MEDLINE Journals

    The impact of radiation dose to the urethra on brachytherapy-related dysuria.

    Authors
    Merrick GS, Butler WM, Wallner KE, et al. 
    Institution

    Schiffler Cancer Center, Wheeling Hospital, Wheeling, WV 26003-6300, USA. gmerrick@wheelinghospital.com

    Source
    Brachytherapy 2005; 4(1) :45-50.
    Abstract

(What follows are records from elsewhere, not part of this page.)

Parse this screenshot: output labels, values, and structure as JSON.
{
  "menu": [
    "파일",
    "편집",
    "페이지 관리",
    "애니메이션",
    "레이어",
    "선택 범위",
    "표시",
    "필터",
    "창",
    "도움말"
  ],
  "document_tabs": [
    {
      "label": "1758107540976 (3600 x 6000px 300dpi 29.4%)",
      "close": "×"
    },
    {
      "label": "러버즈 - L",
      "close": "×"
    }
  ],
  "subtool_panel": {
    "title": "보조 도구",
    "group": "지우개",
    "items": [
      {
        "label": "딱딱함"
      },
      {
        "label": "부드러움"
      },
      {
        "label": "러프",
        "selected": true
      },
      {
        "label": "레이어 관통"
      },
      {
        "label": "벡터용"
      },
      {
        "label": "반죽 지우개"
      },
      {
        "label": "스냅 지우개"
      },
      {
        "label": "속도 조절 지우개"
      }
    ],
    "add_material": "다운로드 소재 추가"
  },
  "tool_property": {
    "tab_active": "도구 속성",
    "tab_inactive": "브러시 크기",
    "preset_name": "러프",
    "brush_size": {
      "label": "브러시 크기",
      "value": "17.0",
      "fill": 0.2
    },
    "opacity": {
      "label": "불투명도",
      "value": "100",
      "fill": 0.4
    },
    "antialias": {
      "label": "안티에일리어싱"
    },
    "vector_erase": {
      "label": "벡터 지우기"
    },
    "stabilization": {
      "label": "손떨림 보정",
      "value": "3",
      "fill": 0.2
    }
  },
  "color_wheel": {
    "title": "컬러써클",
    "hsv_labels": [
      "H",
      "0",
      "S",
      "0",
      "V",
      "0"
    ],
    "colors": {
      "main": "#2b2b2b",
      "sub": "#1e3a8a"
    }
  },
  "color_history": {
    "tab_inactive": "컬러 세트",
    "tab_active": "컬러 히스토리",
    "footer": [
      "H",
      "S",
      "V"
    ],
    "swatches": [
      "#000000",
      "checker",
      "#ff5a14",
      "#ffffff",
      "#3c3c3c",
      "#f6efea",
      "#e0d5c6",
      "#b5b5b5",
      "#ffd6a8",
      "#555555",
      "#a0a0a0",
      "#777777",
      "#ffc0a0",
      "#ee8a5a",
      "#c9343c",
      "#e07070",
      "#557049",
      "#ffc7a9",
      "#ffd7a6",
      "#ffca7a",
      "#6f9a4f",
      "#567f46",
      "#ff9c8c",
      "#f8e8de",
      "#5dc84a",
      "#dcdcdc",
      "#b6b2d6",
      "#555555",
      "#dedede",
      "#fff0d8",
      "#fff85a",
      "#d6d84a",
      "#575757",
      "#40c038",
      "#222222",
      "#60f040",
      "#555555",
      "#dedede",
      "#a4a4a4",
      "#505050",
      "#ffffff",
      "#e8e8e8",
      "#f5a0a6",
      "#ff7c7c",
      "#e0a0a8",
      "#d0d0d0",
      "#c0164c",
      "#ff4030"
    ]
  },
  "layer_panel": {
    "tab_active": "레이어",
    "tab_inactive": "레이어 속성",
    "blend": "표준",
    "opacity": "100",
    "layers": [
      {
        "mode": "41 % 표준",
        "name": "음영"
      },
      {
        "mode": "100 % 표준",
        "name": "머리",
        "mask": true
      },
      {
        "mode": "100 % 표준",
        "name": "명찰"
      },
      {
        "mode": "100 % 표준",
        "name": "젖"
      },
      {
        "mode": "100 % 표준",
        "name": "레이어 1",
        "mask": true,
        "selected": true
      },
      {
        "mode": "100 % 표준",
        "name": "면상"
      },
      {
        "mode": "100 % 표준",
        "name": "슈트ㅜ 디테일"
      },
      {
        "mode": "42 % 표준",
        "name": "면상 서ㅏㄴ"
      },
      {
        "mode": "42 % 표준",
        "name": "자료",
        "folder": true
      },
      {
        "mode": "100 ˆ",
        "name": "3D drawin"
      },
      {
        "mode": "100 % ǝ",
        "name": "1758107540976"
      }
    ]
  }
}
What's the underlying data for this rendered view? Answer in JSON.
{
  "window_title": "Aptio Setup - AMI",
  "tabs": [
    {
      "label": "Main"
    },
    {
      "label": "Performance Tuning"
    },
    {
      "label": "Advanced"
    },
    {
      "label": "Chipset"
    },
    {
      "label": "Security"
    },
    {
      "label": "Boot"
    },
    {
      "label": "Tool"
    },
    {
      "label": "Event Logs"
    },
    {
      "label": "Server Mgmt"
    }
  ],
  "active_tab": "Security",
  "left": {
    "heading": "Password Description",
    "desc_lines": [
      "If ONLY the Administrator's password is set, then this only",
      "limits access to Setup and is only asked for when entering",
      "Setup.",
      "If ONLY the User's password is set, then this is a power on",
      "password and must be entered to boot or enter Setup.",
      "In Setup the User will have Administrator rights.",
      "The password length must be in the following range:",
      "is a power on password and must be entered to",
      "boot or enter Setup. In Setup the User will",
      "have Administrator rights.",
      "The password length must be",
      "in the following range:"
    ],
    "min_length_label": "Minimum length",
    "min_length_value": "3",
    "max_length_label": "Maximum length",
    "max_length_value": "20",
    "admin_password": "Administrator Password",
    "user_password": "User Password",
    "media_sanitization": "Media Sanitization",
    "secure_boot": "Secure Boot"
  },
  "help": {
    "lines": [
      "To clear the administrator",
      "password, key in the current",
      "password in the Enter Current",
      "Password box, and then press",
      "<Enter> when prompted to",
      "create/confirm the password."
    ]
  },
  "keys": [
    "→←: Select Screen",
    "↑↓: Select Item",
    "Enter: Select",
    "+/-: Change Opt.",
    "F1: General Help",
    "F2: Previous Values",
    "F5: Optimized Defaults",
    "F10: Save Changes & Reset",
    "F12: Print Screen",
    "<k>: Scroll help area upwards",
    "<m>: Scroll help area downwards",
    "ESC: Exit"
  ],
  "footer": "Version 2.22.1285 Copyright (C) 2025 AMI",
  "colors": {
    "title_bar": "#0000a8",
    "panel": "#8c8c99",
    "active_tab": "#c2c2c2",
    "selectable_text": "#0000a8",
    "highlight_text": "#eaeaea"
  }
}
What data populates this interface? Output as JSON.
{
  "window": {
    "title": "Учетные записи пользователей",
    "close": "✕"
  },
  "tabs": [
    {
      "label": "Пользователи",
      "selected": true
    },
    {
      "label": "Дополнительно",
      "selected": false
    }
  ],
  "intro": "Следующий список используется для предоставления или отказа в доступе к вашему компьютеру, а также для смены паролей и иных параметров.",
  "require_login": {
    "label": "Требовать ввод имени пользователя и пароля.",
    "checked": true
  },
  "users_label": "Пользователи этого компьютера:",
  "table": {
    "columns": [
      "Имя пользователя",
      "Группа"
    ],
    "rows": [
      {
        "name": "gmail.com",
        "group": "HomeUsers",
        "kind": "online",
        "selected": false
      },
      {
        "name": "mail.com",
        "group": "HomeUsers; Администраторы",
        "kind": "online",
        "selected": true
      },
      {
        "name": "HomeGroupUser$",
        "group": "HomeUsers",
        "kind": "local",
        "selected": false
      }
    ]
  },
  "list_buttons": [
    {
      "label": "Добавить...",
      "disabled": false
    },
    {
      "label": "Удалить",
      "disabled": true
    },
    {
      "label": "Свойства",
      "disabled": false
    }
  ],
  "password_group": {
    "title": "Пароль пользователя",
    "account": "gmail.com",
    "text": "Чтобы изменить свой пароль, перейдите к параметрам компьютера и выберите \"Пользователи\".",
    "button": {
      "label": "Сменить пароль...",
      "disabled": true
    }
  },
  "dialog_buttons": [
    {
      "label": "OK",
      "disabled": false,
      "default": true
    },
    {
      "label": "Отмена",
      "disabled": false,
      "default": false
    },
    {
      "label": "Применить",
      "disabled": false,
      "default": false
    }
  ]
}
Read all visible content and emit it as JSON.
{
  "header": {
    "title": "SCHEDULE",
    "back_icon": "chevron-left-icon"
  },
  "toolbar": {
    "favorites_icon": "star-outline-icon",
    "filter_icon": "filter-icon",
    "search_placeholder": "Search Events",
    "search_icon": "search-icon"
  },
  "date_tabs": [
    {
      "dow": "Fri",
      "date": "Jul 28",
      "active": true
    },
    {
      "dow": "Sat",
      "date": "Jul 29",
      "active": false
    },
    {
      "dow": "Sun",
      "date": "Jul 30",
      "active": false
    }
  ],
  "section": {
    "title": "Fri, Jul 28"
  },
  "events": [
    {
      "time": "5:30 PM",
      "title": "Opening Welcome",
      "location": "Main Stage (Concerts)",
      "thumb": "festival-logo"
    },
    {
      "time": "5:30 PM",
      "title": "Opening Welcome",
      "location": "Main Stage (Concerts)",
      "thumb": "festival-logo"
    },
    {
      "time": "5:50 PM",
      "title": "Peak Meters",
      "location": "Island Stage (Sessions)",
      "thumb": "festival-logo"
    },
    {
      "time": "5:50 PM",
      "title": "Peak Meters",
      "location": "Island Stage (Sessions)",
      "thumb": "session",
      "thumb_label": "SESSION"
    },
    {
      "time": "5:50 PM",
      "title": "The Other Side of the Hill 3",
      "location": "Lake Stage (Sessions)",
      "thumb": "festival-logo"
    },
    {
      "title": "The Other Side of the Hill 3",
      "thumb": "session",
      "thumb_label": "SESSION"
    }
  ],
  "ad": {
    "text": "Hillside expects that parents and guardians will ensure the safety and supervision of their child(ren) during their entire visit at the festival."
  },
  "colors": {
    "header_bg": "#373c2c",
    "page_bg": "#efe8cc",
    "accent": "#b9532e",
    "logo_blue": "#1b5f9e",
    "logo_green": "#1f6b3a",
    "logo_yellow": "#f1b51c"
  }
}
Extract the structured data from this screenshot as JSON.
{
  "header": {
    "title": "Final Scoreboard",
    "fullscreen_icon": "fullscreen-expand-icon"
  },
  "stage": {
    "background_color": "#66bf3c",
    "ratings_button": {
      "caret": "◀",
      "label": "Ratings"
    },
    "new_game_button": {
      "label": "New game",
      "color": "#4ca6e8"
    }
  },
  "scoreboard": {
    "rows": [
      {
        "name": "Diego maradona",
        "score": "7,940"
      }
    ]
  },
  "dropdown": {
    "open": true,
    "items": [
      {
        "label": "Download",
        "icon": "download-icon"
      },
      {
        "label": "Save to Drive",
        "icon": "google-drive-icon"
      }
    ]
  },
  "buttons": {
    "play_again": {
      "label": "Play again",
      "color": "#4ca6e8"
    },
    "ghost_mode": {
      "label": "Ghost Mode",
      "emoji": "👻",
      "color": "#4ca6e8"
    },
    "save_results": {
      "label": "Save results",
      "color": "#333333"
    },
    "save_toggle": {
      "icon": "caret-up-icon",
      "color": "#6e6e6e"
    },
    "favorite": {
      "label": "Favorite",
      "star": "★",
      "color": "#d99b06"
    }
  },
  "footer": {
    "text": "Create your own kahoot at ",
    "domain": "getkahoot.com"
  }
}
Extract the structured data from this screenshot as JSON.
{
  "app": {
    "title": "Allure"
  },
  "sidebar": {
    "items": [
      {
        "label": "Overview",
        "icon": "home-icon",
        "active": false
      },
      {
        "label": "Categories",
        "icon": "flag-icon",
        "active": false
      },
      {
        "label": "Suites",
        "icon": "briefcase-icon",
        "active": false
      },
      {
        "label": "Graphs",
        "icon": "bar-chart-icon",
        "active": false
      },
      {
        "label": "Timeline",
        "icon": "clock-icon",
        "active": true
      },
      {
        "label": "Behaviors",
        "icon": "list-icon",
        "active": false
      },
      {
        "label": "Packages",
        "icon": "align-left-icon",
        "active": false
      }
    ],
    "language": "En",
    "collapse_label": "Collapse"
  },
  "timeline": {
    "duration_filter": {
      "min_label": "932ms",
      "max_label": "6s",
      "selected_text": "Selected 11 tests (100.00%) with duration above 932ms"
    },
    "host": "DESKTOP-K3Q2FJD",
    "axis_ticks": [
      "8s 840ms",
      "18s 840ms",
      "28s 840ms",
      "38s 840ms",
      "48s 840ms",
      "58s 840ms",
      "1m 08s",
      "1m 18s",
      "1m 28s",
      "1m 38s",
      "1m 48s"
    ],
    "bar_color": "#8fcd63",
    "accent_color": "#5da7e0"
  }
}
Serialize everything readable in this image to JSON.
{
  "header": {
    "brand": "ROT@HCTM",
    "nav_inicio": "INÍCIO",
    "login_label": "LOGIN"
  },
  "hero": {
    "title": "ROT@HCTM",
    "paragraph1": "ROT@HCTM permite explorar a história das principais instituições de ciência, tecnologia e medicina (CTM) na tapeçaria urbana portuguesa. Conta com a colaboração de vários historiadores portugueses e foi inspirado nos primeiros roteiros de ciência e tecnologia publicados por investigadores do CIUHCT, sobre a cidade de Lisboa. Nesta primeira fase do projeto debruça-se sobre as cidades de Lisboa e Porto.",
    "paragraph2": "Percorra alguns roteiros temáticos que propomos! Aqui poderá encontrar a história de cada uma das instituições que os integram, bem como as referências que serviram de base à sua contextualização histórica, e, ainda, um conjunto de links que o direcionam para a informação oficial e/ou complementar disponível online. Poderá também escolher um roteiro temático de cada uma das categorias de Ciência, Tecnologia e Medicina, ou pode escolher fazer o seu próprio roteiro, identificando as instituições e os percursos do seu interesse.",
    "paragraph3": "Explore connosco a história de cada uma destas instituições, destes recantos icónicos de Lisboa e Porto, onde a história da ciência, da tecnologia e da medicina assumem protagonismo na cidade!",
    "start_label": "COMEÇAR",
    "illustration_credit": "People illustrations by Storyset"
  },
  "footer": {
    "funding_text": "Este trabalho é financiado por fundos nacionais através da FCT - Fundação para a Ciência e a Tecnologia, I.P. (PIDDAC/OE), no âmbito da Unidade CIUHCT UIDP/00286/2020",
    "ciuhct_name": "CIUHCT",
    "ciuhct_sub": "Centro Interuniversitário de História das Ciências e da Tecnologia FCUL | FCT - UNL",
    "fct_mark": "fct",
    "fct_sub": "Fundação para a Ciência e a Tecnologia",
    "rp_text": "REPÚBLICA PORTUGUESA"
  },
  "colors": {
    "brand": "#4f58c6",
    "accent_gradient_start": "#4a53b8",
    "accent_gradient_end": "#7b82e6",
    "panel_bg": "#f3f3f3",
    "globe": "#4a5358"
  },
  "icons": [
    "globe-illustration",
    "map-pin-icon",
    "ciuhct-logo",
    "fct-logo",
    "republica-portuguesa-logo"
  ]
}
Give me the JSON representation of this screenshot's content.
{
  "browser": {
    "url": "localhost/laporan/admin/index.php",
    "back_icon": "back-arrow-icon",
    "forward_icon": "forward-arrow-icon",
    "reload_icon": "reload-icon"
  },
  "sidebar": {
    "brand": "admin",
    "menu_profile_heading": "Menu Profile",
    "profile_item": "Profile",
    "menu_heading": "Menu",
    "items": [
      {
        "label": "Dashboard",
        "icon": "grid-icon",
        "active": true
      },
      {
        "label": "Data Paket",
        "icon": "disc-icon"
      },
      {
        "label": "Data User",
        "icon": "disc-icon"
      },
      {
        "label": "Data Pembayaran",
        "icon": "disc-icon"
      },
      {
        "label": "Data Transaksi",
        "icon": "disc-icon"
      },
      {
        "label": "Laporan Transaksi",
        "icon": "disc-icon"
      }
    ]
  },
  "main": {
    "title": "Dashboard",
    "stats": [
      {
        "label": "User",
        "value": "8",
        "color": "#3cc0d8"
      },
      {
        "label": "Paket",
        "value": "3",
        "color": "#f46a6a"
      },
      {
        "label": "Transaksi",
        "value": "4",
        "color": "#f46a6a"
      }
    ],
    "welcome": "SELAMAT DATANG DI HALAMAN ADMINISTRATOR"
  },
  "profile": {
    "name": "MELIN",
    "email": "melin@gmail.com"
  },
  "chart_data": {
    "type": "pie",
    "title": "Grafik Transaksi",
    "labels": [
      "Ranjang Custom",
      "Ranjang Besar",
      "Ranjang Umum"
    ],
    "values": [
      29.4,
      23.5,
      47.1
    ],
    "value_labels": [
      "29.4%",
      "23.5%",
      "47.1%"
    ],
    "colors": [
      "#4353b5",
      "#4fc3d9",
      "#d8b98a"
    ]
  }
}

    To determine the effect of urethral dose on dysuria after permanent prostate brachytherapy.One hundred eight patients without a preimplant history of a transurethral resection underwent brachytherapy on one of two prospective randomized trials for clinical T1c-T2c (2002 AJCC) prostate cancer. Urethral dose was stratified into cohorts of <150% and 150% minimum peripheral dose (mPD) respectively. No patient received prophylactic alpha blockers. The median follow-up was 27.4 months. Dysuria was defined as pain and/or burning on urination and was evaluated on a 0-10 scale. Normalization of dysuria was defined as a return to within 1 point of baseline. Dysuria surveys were obtained before brachytherapy and at 1, 3, 6, and 12 months after implantation. Clinical, treatment, and dosimetric parameters evaluated included urethral dose, age, preimplant International Prostate Symptom Score (I-PSS), ultrasound volume, hormonal status, supplemental XRT, isotope, V(100/200), D(90), the maximum post-implant I-PSS, and the time to I-PSS resolution.The incidence of dysuria peaked at 85% one month after brachytherapy with subsequent resolution over time. Radiation dose to the urethra (stratified into cohorts of <150%, and 150% mPD) was not a significant predictor of prevalence, severity, or resolution of dysuria. In a multivariate analysis, isotope predicted for dysuria normalization while preimplant I-PSS and D(90) predicted for maximum dysuria; however, the area under the ROC curve and the Pearson correlation coefficient revealed weak correlations.Dysuria is common after brachytherapy, but typically minimal in severity. Urethral doses did not predict for either dysuria severity or normalization. Although preimplant I-PSS was the strongest predictor of maximum dysuria and isotope the best predictor for dysuria normalization, robust predictors for brachytherapy-related dysuria were not identified.

    Mesh
    Aged
    Brachytherapy
    Humans
    Male
    Prospective Studies
    Prostatic Neoplasms
    Radiotherapy Dosage
    Urethra
    Urination Disorders
    Language

    eng

    Pub Type(s)
    Clinical Trial Journal Article Randomized Controlled Trial
    PubMed ID

    15737906

    Content Manager
    Related Content

    Dysuria after permanent prostate brachytherapy.

    Brachytherapy-related dysuria.

    Detailed urethral dosimetry in the evaluation of prostate brachytherapy-related urinary morbidity.

    The effect of hormonal manipulation on urinary function following permanent prostate brachytherapy.

    The influence of isotope and prostate volume on urinary morbidity after prostate brachytherapy.

    Temporal resolution of urinary morbidity following prostate brachytherapy.

    Factors predicting for urinary incontinence after prostate brachytherapy.

    Prophylactic versus therapeutic alpha-blockers after permanent prostate brachytherapy.